== Supplied entries ==

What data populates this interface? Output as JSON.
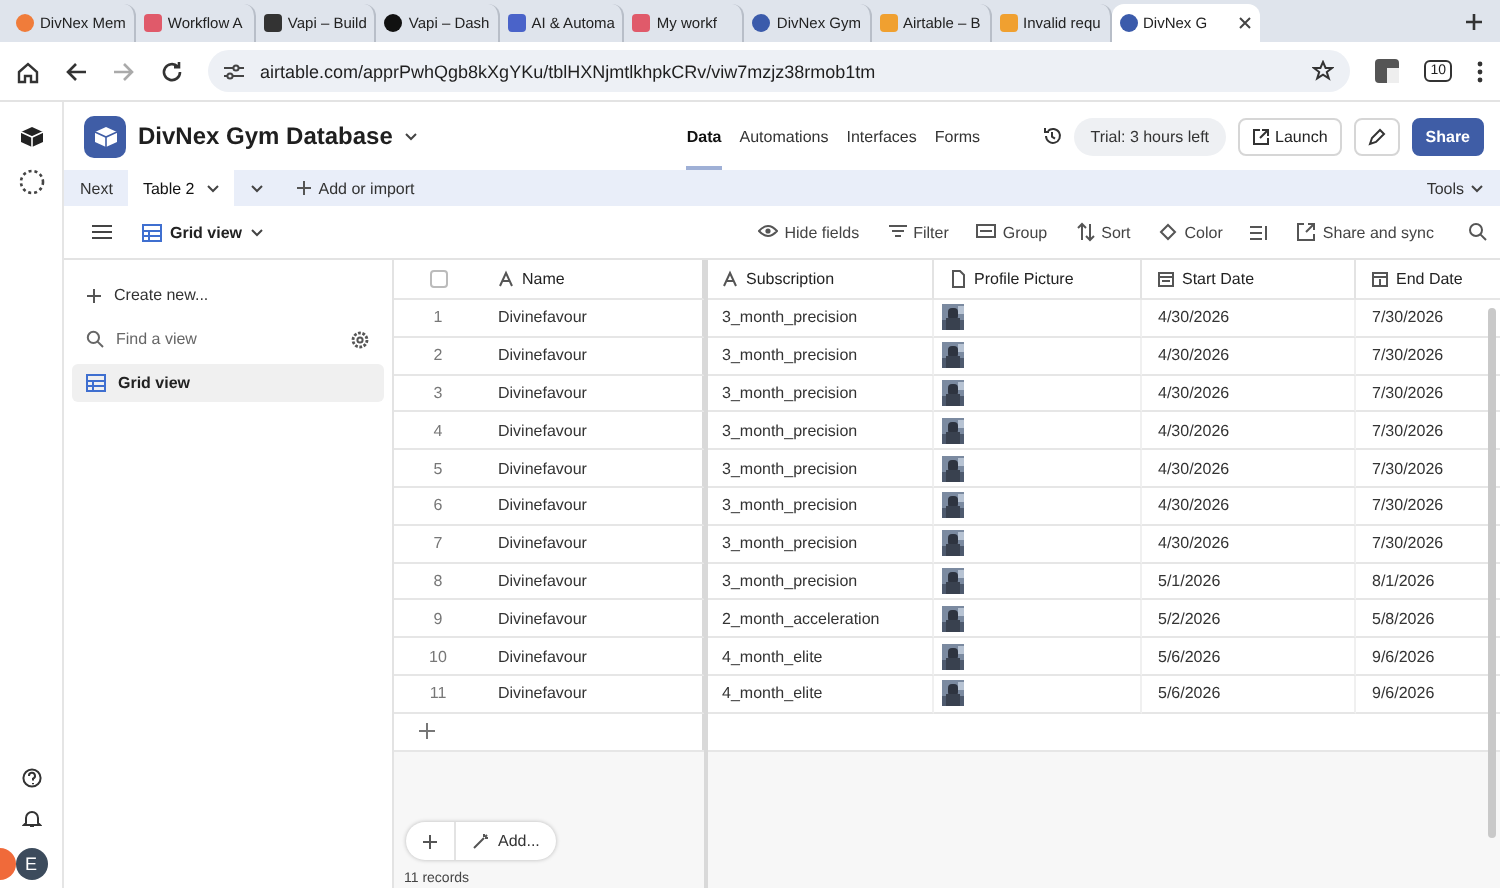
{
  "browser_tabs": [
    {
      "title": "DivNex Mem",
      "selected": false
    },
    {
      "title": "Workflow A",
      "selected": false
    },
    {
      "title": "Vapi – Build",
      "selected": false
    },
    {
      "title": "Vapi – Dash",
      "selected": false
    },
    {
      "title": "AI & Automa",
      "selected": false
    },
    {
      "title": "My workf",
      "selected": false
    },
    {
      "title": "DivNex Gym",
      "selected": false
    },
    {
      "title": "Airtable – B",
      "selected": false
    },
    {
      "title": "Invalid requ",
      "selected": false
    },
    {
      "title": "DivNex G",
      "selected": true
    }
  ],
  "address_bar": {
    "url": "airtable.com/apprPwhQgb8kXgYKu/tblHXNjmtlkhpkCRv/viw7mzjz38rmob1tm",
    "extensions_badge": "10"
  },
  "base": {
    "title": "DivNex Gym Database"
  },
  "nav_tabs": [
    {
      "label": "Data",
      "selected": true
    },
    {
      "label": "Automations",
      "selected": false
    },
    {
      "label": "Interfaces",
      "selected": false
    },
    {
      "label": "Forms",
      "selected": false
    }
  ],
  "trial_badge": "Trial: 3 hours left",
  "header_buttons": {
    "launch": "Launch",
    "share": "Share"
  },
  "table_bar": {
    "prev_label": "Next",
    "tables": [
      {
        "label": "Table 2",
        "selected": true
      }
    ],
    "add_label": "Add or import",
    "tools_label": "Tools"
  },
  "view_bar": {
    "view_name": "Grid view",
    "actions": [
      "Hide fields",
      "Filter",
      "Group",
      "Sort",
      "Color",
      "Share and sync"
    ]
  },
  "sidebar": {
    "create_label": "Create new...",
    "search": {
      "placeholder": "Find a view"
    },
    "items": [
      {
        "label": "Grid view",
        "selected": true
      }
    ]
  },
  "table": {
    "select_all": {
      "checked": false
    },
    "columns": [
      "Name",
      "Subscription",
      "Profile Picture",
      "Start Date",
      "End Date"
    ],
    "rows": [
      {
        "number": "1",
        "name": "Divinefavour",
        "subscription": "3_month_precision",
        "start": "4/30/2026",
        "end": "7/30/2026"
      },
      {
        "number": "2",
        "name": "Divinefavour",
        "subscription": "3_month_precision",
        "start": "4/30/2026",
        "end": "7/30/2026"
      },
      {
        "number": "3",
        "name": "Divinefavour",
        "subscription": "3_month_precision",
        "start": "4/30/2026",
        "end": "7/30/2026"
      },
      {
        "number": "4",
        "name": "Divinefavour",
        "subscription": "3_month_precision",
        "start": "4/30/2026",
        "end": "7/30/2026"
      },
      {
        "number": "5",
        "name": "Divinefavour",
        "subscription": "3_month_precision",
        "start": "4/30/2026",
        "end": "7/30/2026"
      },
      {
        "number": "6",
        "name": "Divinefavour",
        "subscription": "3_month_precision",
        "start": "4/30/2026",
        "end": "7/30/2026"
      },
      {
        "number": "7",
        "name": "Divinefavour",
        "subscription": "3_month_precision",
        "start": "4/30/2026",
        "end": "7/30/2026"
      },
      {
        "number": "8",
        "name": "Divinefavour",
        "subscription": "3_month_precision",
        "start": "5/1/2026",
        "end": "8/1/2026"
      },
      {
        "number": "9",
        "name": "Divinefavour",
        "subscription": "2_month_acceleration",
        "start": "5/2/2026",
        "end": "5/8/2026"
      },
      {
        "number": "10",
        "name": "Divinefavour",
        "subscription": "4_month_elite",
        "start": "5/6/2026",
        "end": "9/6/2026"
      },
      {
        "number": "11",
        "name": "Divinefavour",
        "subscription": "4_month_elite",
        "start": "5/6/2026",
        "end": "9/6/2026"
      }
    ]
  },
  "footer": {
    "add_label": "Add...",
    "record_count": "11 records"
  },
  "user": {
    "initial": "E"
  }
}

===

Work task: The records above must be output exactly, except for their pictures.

Solution:
What data populates this interface? Output as JSON.
{
  "browser_tabs": [
    {
      "title": "DivNex Mem",
      "selected": false
    },
    {
      "title": "Workflow A",
      "selected": false
    },
    {
      "title": "Vapi – Build",
      "selected": false
    },
    {
      "title": "Vapi – Dash",
      "selected": false
    },
    {
      "title": "AI & Automa",
      "selected": false
    },
    {
      "title": "My workf",
      "selected": false
    },
    {
      "title": "DivNex Gym",
      "selected": false
    },
    {
      "title": "Airtable – B",
      "selected": false
    },
    {
      "title": "Invalid requ",
      "selected": false
    },
    {
      "title": "DivNex G",
      "selected": true
    }
  ],
  "address_bar": {
    "url": "airtable.com/apprPwhQgb8kXgYKu/tblHXNjmtlkhpkCRv/viw7mzjz38rmob1tm",
    "extensions_badge": "10"
  },
  "base": {
    "title": "DivNex Gym Database"
  },
  "nav_tabs": [
    {
      "label": "Data",
      "selected": true
    },
    {
      "label": "Automations",
      "selected": false
    },
    {
      "label": "Interfaces",
      "selected": false
    },
    {
      "label": "Forms",
      "selected": false
    }
  ],
  "trial_badge": "Trial: 3 hours left",
  "header_buttons": {
    "launch": "Launch",
    "share": "Share"
  },
  "table_bar": {
    "prev_label": "Next",
    "tables": [
      {
        "label": "Table 2",
        "selected": true
      }
    ],
    "add_label": "Add or import",
    "tools_label": "Tools"
  },
  "view_bar": {
    "view_name": "Grid view",
    "actions": [
      "Hide fields",
      "Filter",
      "Group",
      "Sort",
      "Color",
      "Share and sync"
    ]
  },
  "sidebar": {
    "create_label": "Create new...",
    "search": {
      "placeholder": "Find a view"
    },
    "items": [
      {
        "label": "Grid view",
        "selected": true
      }
    ]
  },
  "table": {
    "select_all": {
      "checked": false
    },
    "columns": [
      "Name",
      "Subscription",
      "Profile Picture",
      "Start Date",
      "End Date"
    ],
    "rows": [
      {
        "number": "1",
        "name": "Divinefavour",
        "subscription": "3_month_precision",
        "start": "4/30/2026",
        "end": "7/30/2026"
      },
      {
        "number": "2",
        "name": "Divinefavour",
        "subscription": "3_month_precision",
        "start": "4/30/2026",
        "end": "7/30/2026"
      },
      {
        "number": "3",
        "name": "Divinefavour",
        "subscription": "3_month_precision",
        "start": "4/30/2026",
        "end": "7/30/2026"
      },
      {
        "number": "4",
        "name": "Divinefavour",
        "subscription": "3_month_precision",
        "start": "4/30/2026",
        "end": "7/30/2026"
      },
      {
        "number": "5",
        "name": "Divinefavour",
        "subscription": "3_month_precision",
        "start": "4/30/2026",
        "end": "7/30/2026"
      },
      {
        "number": "6",
        "name": "Divinefavour",
        "subscription": "3_month_precision",
        "start": "4/30/2026",
        "end": "7/30/2026"
      },
      {
        "number": "7",
        "name": "Divinefavour",
        "subscription": "3_month_precision",
        "start": "4/30/2026",
        "end": "7/30/2026"
      },
      {
        "number": "8",
        "name": "Divinefavour",
        "subscription": "3_month_precision",
        "start": "5/1/2026",
        "end": "8/1/2026"
      },
      {
        "number": "9",
        "name": "Divinefavour",
        "subscription": "2_month_acceleration",
        "start": "5/2/2026",
        "end": "5/8/2026"
      },
      {
        "number": "10",
        "name": "Divinefavour",
        "subscription": "4_month_elite",
        "start": "5/6/2026",
        "end": "9/6/2026"
      },
      {
        "number": "11",
        "name": "Divinefavour",
        "subscription": "4_month_elite",
        "start": "5/6/2026",
        "end": "9/6/2026"
      }
    ]
  },
  "footer": {
    "add_label": "Add...",
    "record_count": "11 records"
  },
  "user": {
    "initial": "E"
  }
}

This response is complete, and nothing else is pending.